The study notes that the percentage of daily calories from added sugar grew from 15.7% in 1988-1994 to 16.8 percent in 1999 to 2004 but then fell back to 14.9 percent in 2005-2010. The report finds a very strong relation between the amount of added sugar in a person’s diet and their cardiovascular mortality.
The bottomline: People who consumed between 10% and 25% of their calories from added sugar had a 30% increase in cardiovascular mortality. For people who consumed more than 25% of their calories from added sugar the risk nearly tripled
In an editorial that accompanies the study, Laura Schmidt – “Too much sugar does not just make us fat; it can also make us sick.”
Its publication has catalysed the always-noisy conversation about sugar, and the role it plays in our daily diet.
Let’s talk facts, and then I trust you to gauge the amount of sugar in your daily diet, before deciding what to do.
Starting with a simple example, as we head into summer – a can of an aerated drink contains 8 spoons of sugar. This is also the amount of sugar found in a serving of low-fat breakfast cereals. (Take a look at this page, for more information.)
As an aside, this is why I say that buying into the low-fat/low-sugar processed foods deal is not really wise. Sugars can be hidden, and the consequences are the same within your body.
Quickly, let us understand what are the kinds of sugar, and which ones are the most harmful.
Glucose – A simple sugar found in whole grains and vegetables. It stimulates the pancreas, which causes secretion of insulin, the hormone that regulates glucose levels. A very important source of energy, glucose produces hunger-suppressing leptin. If you are always on the move, and need to stay on top of things, glucose is key.
Fructose – This is the sugar in fruit, which is converted into energy by the liver, and is broken down into glucose and lactate. It is great to get your fructose from fruit because it is combined with fibre and nutrients in that natural state. Which is why eating a fruit before a workout is a great idea.
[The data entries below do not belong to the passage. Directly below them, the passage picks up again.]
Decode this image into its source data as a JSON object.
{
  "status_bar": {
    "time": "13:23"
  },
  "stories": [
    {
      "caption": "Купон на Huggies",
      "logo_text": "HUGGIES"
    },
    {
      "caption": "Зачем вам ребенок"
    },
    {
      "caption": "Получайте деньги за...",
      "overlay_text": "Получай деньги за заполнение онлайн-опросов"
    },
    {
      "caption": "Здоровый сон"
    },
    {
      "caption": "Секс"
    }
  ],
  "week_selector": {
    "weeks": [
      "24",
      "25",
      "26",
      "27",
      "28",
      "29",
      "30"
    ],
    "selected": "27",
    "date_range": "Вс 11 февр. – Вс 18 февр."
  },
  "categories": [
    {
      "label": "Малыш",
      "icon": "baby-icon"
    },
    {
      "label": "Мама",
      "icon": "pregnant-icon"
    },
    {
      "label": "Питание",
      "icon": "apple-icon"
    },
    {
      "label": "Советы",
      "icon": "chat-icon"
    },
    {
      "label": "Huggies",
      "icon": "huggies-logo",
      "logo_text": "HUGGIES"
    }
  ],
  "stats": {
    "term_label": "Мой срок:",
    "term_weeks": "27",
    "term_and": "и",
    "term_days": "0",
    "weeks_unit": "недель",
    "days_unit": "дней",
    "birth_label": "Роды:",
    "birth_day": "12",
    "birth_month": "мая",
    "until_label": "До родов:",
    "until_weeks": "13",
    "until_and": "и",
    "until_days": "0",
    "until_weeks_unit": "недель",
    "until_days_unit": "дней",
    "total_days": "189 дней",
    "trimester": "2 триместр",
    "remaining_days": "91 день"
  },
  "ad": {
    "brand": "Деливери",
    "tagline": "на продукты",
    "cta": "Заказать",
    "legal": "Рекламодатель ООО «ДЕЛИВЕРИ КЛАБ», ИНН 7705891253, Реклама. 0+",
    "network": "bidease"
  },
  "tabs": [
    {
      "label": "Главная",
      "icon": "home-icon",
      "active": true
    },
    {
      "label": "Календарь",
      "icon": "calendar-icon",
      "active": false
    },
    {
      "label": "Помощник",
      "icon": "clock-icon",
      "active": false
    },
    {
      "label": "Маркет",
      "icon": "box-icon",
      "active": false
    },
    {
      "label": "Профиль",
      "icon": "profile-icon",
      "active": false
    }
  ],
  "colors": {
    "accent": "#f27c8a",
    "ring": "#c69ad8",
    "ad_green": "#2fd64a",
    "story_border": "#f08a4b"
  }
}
Sucrose – Glucose and fructose are chemically combined to form sucrose, or table sugar. It is an empty food because it gives you a shot of energy, but no nutrition. (Note that whether you use white sugar, castor sugar, or raw/brown sugar, you are essentially absorbing sucrose.)
High fructose corn sugar (HFCS) – With equal amounts of sucrose and fructose, and made from corn starch, HFCS is the most dangerous form of sugar. It is very addictive, and completely devoid of nutritional value. If you read the labels on processed foods, you will find they contain HFCS.
When people say things like, “My sweet tooth is addictive”, or “I really need a box of cupcakes when I am depressed”, they are expressing a very basic bodily need for a source of energy. My advice would be, when you crave that, reach for fruit, and not a jar of cookies.
It is difficult to eliminate all forms of sugar from your diet and, in my opinion, not necessary to do so unless you have pressing health concerns. Such diabetes, or obesity, or heart disease and even the risk of these. Talk to your doctor and nutritionist before you make a decision, and seek their support.
I think that if you control the consumption of sugar – hidden or not – in a conscious, daily manner, you can treat yourself to the occasional moderately-sized scoop of ice-cream, or piece of barfi, or bowl of halwa. Two to three bites are sufficient to satiate any sweet tooth.
Balance, and moderation are, as always, the keywords to good health.